● Work to complete:
Repeat each entry verbatim.

● Input records:
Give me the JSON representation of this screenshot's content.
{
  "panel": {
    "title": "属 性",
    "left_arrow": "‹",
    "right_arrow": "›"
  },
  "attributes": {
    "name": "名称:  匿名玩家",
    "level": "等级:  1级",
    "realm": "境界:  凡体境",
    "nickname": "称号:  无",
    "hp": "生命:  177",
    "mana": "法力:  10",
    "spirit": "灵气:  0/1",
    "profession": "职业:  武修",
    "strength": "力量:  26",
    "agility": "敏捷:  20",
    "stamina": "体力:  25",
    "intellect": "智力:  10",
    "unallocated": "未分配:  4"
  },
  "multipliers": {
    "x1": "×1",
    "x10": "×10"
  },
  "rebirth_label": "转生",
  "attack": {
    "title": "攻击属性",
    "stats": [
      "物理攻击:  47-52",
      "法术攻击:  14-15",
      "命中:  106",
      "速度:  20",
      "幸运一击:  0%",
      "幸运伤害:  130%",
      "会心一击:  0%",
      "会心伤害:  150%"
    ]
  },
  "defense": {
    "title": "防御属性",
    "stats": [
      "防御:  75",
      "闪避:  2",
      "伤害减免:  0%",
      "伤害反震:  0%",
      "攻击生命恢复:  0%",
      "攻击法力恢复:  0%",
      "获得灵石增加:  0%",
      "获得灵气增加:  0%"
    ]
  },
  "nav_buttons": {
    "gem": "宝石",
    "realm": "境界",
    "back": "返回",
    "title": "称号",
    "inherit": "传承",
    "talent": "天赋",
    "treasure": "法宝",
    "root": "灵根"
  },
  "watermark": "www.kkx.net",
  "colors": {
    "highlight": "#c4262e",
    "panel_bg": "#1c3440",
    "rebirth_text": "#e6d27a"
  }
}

● Answer section:
Give me the JSON representation of this screenshot's content.
{
  "panel": {
    "title": "属 性",
    "left_arrow": "‹",
    "right_arrow": "›"
  },
  "attributes": {
    "name": "名称:  匿名玩家",
    "level": "等级:  1级",
    "realm": "境界:  凡体境",
    "nickname": "称号:  无",
    "hp": "生命:  177",
    "mana": "法力:  10",
    "spirit": "灵气:  0/1",
    "profession": "职业:  武修",
    "strength": "力量:  26",
    "agility": "敏捷:  20",
    "stamina": "体力:  25",
    "intellect": "智力:  10",
    "unallocated": "未分配:  4"
  },
  "multipliers": {
    "x1": "×1",
    "x10": "×10"
  },
  "rebirth_label": "转生",
  "attack": {
    "title": "攻击属性",
    "stats": [
      "物理攻击:  47-52",
      "法术攻击:  14-15",
      "命中:  106",
      "速度:  20",
      "幸运一击:  0%",
      "幸运伤害:  130%",
      "会心一击:  0%",
      "会心伤害:  150%"
    ]
  },
  "defense": {
    "title": "防御属性",
    "stats": [
      "防御:  75",
      "闪避:  2",
      "伤害减免:  0%",
      "伤害反震:  0%",
      "攻击生命恢复:  0%",
      "攻击法力恢复:  0%",
      "获得灵石增加:  0%",
      "获得灵气增加:  0%"
    ]
  },
  "nav_buttons": {
    "gem": "宝石",
    "realm": "境界",
    "back": "返回",
    "title": "称号",
    "inherit": "传承",
    "talent": "天赋",
    "treasure": "法宝",
    "root": "灵根"
  },
  "watermark": "www.kkx.net",
  "colors": {
    "highlight": "#c4262e",
    "panel_bg": "#1c3440",
    "rebirth_text": "#e6d27a"
  }
}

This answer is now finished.